Microsoft Sued In Europe Over Windows XP

M icrosoft must be feeling extremely unloved these days. It has barely had time to breathe a sigh of relief over the sweetheart deal worked out in the USis DoJ anti-trust lawsuit against it. Now the company has to deal with an attack from another direction. The Guardian Unlimited is reporting that a group of software companies is collectively lodging a new lawsuit against Microsoft over its Windows XP operating system. There is currently another lawsuit in the European courts that targets other Microsoft OSes, like NT and Windows 98.

The group bringing the suit is a trade group called Computer and Communications Industry Association. Among its membership is Microsoft competitors like AOL, Sun, Oracle, Intuit, Yahoo!, and a host of other companies that compete less directly with Big Redmond. Notably absent from the list of member companies is Apple.

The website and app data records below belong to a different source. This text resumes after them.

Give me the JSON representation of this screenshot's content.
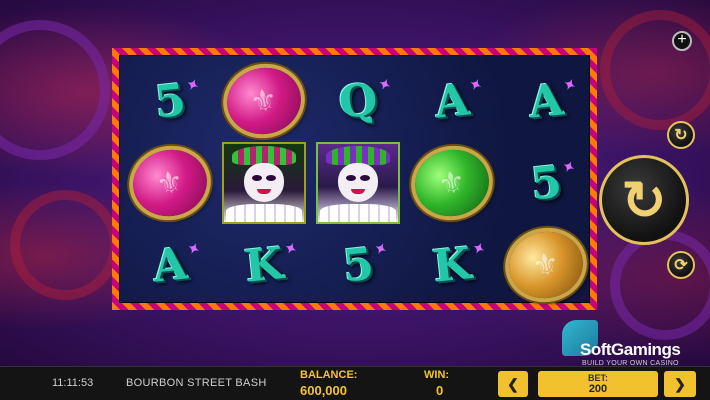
{
  "game": {
    "title": "BOURBON STREET BASH",
    "time": "11:11:53"
  },
  "reels": {
    "rows": [
      [
        {
          "type": "letter",
          "symbol": "5"
        },
        {
          "type": "coin",
          "color": "#d21a86",
          "icon": "fleur-de-lis-icon"
        },
        {
          "type": "letter",
          "symbol": "Q"
        },
        {
          "type": "letter",
          "symbol": "A"
        },
        {
          "type": "letter",
          "symbol": "A"
        }
      ],
      [
        {
          "type": "coin",
          "color": "#d21a86",
          "icon": "fleur-de-lis-icon"
        },
        {
          "type": "jester",
          "variant": "male"
        },
        {
          "type": "jester",
          "variant": "female"
        },
        {
          "type": "coin",
          "color": "#2fb52a",
          "icon": "fleur-de-lis-icon"
        },
        {
          "type": "letter",
          "symbol": "5"
        }
      ],
      [
        {
          "type": "letter",
          "symbol": "A"
        },
        {
          "type": "letter",
          "symbol": "K"
        },
        {
          "type": "letter",
          "symbol": "5"
        },
        {
          "type": "letter",
          "symbol": "K"
        },
        {
          "type": "coin",
          "color": "#d8952a",
          "icon": "fleur-de-lis-icon"
        }
      ]
    ]
  },
  "controls": {
    "plus_label": "+",
    "autoplay_icon": "autoplay-icon",
    "spin_icon": "spin-arrow-icon",
    "quickspin_icon": "quick-spin-icon",
    "prev_label": "❮",
    "next_label": "❯"
  },
  "status": {
    "balance_label": "BALANCE:",
    "balance_value": "600,000",
    "win_label": "WIN:",
    "win_value": "0",
    "bet_label": "BET:",
    "bet_value": "200"
  },
  "branding": {
    "name": "SoftGamings",
    "tagline": "BUILD YOUR OWN CASINO"
  },
  "colors": {
    "accent": "#f3c330",
    "frame_a": "#ff7a00",
    "frame_b": "#c8007a",
    "symbol_teal": "#22c7a8"
  }
}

From the article titled Microsoft under fire on two fronts in Europe:

Microsoft is to be forced to fight its regulatory battles in Europe on two fronts after a powerful coalition of technology companies disclosed yesterday that it had lodged a fresh complaint against the software group with the European commission.

The move, which centres on the firmis XP version of its Windows operating system, comes at a sensitive time for Microsoft.

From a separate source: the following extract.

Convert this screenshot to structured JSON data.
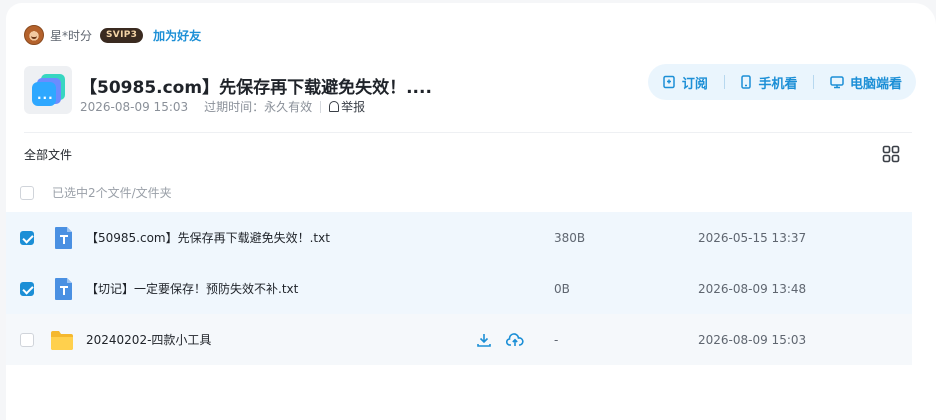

A separate investigation by the commission into the firmis alleged abuse of its dominant position involving an older version of Windows is expected to be completed in the first half of this year.

In a fresh move yesterday the Washington-based Computer and Communications Industry Association - which represents firms such as Oracle, Sun Microsystems and AOL Time Warner - claimed Microsoft had bundled so many hi-tech products into the XP Windows package that rivals were unable to compete.

"Windows XP takes Microsoftis abusive practices to a new level, illegally protecting Microsoftis existing monopolies and ... illegally eliminating competition in new software and service markets," the CCIA said.

The software is also biased towards Microsoftis products, it was claimed, making life difficult for competing products.

The lawsuit could potentially lighten Microsoftis coffers substantially. According to the article, Microsoft could be fined up to 10 percent of its global profits, more than $30 billion.

Stop by The Guardian Unlimited for the full story.